March. Despite the freezing temperatures at night, there are signs of spring. In a few weeks, the male Rufous Hummingbirds will arrive and many of us who put out feeders will see that the birds are behaving like they know where to look for them. The males arrive in our yard in Garibaldi Highlands very close to March 26, and the females one to two weeks later. The same individuals seem to return. The males tend to leave in late July, and the females and juveniles leave in August.
The migration of these tiny birds is unusual. They:
- winter mostly in Southern Mexico.
- migrate longer distances than any other hummingbirds.

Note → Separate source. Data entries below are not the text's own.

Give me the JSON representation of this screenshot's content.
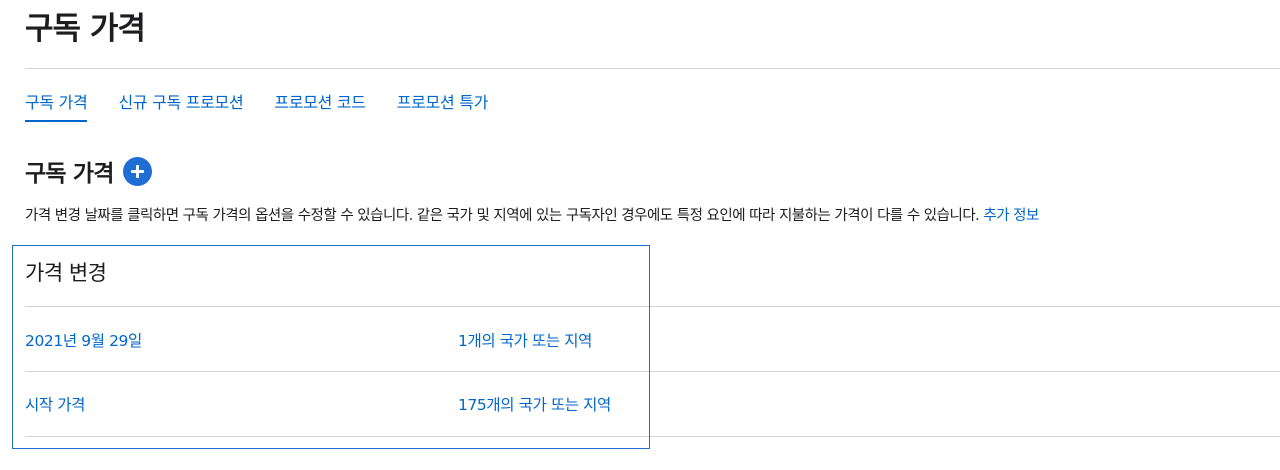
{
  "page": {
    "title": "구독 가격"
  },
  "tabs": [
    {
      "label": "구독 가격",
      "active": true
    },
    {
      "label": "신규 구독 프로모션",
      "active": false
    },
    {
      "label": "프로모션 코드",
      "active": false
    },
    {
      "label": "프로모션 특가",
      "active": false
    }
  ],
  "section": {
    "title": "구독 가격",
    "add_icon": "plus-circle-icon",
    "description": "가격 변경 날짜를 클릭하면 구독 가격의 옵션을 수정할 수 있습니다. 같은 국가 및 지역에 있는 구독자인 경우에도 특정 요인에 따라 지불하는 가격이 다를 수 있습니다.",
    "more_link": "추가 정보"
  },
  "price_changes": {
    "header": "가격 변경",
    "rows": [
      {
        "date": "2021년 9월 29일",
        "regions": "1개의 국가 또는 지역"
      },
      {
        "date": "시작 가격",
        "regions": "175개의 국가 또는 지역"
      }
    ]
  },
  "colors": {
    "accent": "#0066cc",
    "add_button": "#1f6ed4",
    "divider": "#d2d2d7",
    "text": "#1d1d1f"
  }
}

- migrate up the Pacific Coast to their breeding grounds, which can be as far north as Alaska.
- follow the same migration routes, often stopping at the same flowers and feeders year after year.

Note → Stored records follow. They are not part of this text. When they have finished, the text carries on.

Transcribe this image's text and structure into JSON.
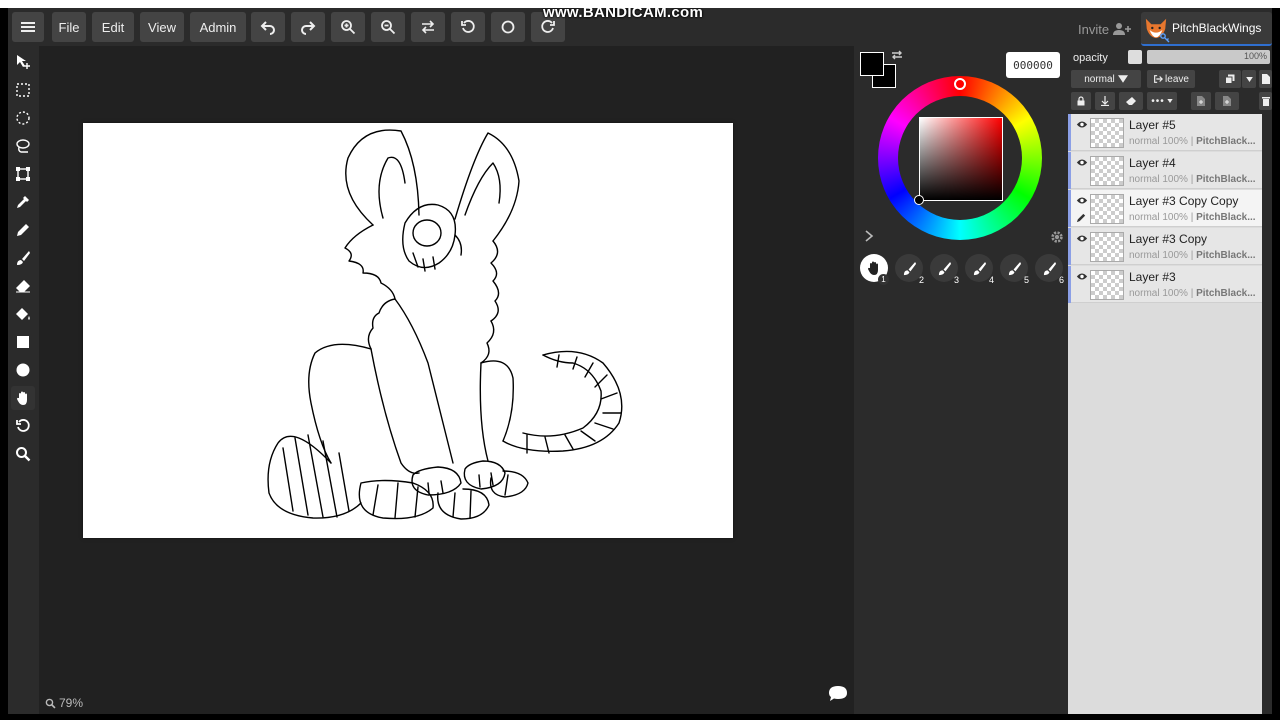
{
  "watermark": "www.BANDICAM.com",
  "menu": {
    "file": "File",
    "edit": "Edit",
    "view": "View",
    "admin": "Admin"
  },
  "toolbar_tools": [
    "move-tool",
    "rect-select-tool",
    "ellipse-select-tool",
    "lasso-tool",
    "transform-tool",
    "eyedropper-tool",
    "pen-tool",
    "brush-tool",
    "eraser-tool",
    "fill-tool",
    "rectangle-tool",
    "ellipse-tool",
    "hand-tool",
    "rotate-tool",
    "zoom-tool"
  ],
  "canvas": {
    "zoom": "79%"
  },
  "color": {
    "hex": "000000",
    "primary": "#000000",
    "secondary": "#000000",
    "ring_handle_hue": "#ff0000"
  },
  "brush_slots": [
    "1",
    "2",
    "3",
    "4",
    "5",
    "6"
  ],
  "header": {
    "invite": "Invite",
    "username": "PitchBlackWings"
  },
  "layer_props": {
    "opacity_label": "opacity",
    "opacity_value": "100%",
    "blend_mode": "normal",
    "leave": "leave"
  },
  "layers": [
    {
      "name": "Layer #5",
      "mode": "normal",
      "opacity": "100%",
      "owner": "PitchBlack..."
    },
    {
      "name": "Layer #4",
      "mode": "normal",
      "opacity": "100%",
      "owner": "PitchBlack..."
    },
    {
      "name": "Layer #3 Copy Copy",
      "mode": "normal",
      "opacity": "100%",
      "owner": "PitchBlack..."
    },
    {
      "name": "Layer #3 Copy",
      "mode": "normal",
      "opacity": "100%",
      "owner": "PitchBlack..."
    },
    {
      "name": "Layer #3",
      "mode": "normal",
      "opacity": "100%",
      "owner": "PitchBlack..."
    }
  ]
}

- start their migration south as early as late June.
- follow a clockwise route and fly south over the Rockies, instead of retracing their northbound route.
For more information about the Rufous Hummingbirds:
Thanks to Kwan Choo, ARPS, for these images. (Male Rufous Hummingbird above left and female at right.)